Hisense had announced itself on the international soccer scene by becoming the first Chinese sponsor of the European Championships, for the 2016 edition in France.
While Fifa has long had strong ties with the Far East, reinforced by the 2002 World Cup held in Japan and South Korea, and counts Hyundai-Kia, the Korean car giant, among its main sponsors, China is a relatively new source of income for the federation, a reflection, to some extent, of the country’s historic lack of success on the field (that World Cup 15 years ago remains the only one for which it has qualified).
However, with encouragement from Chinese president Xi Jinping, who came to power in 2012, Chinese companies began to spend heavily on the sport, be it on domestic or foreign clubs, international players and media rights, meaning that top-level sponsorship was the next logical step.
Gao says: “It started first of all when president Xi Jinping came into position, as he is an avid football fan. The central government has done a lot to support football as a whole. You’ve seen a lot of investment in football and basketball and other sports.”
Asked whether he can see other Chinese companies becoming involved in the World Cup, Gao says: “I’m pretty sure Fifa will approach other brands to be regional sponsors in this structure. I don’t know which brands they are talking to, but this is an opportunity.
“Maybe also at ‘Fifa World Cup’ level.
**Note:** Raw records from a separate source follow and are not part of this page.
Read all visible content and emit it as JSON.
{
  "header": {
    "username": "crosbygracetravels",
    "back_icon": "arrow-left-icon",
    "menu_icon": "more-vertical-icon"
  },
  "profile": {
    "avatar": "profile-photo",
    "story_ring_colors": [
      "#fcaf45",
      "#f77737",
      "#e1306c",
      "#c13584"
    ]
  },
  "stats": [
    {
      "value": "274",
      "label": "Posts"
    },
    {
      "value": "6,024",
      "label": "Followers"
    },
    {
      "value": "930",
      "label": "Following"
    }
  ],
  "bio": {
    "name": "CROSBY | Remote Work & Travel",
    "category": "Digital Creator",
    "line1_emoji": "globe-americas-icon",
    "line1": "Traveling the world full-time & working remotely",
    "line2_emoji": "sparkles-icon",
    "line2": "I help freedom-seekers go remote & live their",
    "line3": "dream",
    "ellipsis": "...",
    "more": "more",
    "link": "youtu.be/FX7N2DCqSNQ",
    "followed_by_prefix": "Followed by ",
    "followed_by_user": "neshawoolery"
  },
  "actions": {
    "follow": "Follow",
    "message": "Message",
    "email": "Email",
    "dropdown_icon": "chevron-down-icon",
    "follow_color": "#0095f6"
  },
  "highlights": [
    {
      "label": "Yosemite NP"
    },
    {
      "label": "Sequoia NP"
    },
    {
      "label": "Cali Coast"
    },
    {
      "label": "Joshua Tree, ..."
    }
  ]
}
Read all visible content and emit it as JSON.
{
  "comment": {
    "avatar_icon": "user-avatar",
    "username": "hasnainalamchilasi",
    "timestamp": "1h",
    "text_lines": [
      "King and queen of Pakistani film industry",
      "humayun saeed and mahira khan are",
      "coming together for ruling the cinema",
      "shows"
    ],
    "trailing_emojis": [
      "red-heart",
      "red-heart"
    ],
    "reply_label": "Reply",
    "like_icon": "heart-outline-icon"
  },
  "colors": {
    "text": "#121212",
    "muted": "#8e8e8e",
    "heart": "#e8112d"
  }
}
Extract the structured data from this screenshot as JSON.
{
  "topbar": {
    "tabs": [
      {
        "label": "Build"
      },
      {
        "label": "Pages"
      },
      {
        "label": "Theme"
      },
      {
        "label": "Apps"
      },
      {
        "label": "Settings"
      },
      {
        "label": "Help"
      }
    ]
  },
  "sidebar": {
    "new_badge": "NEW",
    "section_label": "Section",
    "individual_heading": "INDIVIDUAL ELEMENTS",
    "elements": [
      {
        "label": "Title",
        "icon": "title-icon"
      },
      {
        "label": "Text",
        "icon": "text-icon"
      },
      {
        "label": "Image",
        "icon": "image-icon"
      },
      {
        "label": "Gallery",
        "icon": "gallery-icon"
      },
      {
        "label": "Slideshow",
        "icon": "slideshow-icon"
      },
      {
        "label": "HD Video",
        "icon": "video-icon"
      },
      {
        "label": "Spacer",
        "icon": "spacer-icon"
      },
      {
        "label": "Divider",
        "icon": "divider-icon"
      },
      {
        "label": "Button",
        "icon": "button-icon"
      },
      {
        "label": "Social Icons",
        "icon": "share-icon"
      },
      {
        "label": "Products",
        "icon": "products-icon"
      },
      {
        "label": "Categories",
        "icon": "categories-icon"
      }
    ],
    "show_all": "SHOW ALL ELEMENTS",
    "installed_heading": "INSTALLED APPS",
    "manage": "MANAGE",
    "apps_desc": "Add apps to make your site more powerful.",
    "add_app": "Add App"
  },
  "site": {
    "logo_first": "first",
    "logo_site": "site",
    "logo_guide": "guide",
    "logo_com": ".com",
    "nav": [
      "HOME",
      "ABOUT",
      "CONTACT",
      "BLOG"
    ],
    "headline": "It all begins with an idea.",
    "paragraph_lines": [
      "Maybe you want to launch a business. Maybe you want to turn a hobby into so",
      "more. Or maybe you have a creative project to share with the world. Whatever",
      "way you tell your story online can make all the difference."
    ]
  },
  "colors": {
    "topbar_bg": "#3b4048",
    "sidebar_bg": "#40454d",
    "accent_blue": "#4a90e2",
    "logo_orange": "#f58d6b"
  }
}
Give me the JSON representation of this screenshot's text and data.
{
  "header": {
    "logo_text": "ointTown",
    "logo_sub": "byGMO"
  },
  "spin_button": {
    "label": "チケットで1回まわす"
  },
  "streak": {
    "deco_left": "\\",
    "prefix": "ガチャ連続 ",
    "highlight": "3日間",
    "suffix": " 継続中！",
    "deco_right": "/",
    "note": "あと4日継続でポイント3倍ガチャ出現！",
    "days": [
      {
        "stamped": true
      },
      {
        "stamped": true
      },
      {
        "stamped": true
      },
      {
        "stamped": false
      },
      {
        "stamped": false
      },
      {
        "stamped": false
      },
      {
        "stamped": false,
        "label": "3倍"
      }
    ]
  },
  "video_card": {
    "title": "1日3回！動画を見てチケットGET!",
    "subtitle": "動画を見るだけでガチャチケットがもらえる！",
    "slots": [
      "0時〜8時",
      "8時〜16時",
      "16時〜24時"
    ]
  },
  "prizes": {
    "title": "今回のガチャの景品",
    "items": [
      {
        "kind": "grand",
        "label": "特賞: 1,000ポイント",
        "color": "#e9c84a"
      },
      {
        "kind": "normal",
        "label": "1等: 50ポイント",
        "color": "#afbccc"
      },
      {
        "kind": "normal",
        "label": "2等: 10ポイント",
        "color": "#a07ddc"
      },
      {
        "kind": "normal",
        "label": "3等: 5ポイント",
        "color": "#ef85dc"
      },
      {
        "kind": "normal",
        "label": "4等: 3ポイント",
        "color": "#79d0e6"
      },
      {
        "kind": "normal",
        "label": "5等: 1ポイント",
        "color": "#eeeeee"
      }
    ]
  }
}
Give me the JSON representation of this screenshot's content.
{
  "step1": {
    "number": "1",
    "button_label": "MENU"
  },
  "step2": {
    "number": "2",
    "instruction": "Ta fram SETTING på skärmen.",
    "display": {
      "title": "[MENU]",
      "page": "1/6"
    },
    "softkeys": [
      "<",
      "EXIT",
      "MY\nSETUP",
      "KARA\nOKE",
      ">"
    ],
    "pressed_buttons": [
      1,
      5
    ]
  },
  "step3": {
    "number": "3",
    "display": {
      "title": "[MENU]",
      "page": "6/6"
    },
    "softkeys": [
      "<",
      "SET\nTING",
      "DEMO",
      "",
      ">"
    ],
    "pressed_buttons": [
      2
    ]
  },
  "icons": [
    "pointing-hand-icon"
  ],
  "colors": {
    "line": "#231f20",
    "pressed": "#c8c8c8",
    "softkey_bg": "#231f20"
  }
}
I don’t think there will be more capacity for Chinese brands [at ‘Partner’ level], but maybe lower than that.”
There is also the sense that the financial outlay is paving the way for a Chinese bid to host the men’s World Cup for the first time, albeit this will not be before 2030, and changes to the rules will be required before even that is a possibility as, at present, no continent can host more than one tournament in three, and another Asian country, Qatar, is the host in 2022.
Asked whether he believes a World Cup in China is an imminent prospect, Gao says: “We hope so. It’s going to be a big decision, not only for Fifa, but for the central government, but we can see it in 2030 or 2034.”
|Fifa World Cup sponsorship programme
|Fifa World Cup Sponsors
|Fifa World Cup Sponsors
|Source: Sportcal Research
Until the turn of the millennium, the Far East arguably had a stronger relationship with the International Olympic Committee than with Fifa, a legacy of the Olympic Games in Tokyo in 1964 and in Seoul in 1988.
This has been reinforced commercially with consumer electronics giants and TOP sponsors Panasonic and Samsung having been involved in the games since 1984 and 1988, respectively.
The relationship went to a new level with the Beijing Olympics of 2008 when Lenovo was the first Chinese TOP sponsor, although this proved to be a short-term deal, and it was replaced by Taiwanese rival Acer for the 2010 winter Olympics and 2012 summer games.
The fact that the next three Olympics are all in Asian cities – PyeongChang for the 2018 winter Olympics, Tokyo for the 2020 Olympics and Beijing for the 2022 winter Olympics – will have been a significant factor in the IOC landing new sponsors from the region in the shape of Bridgestone, Toyota and the latest entrant in Chinese e-commerce giant Alibaba Group, which this year signed up until 2028.
Alibaba is the official cloud services and e-commerce platform services partner, as well as the founding partner of the Olympic Channel, and expects to create a market of 2 billion consumers for Olympic merchandise by 2020.
Regardless of the locations of forthcoming major events, Gao argues the shift in sponsorship to the east was inevitable given wider economic and sporting trends.
He says: “This is not a surprise as if you look at the Olympic and World Cup sponsors, it was first of all North American and European brands [that dominate], but if you look, there are Japanese and Korean companies, and now Chinese companies, using sport to market and promote themselves internationally.”
|The Olympic Partner Programme
|Johnson & Johnson
|Procter & Gamble
|Source: Sportcal Research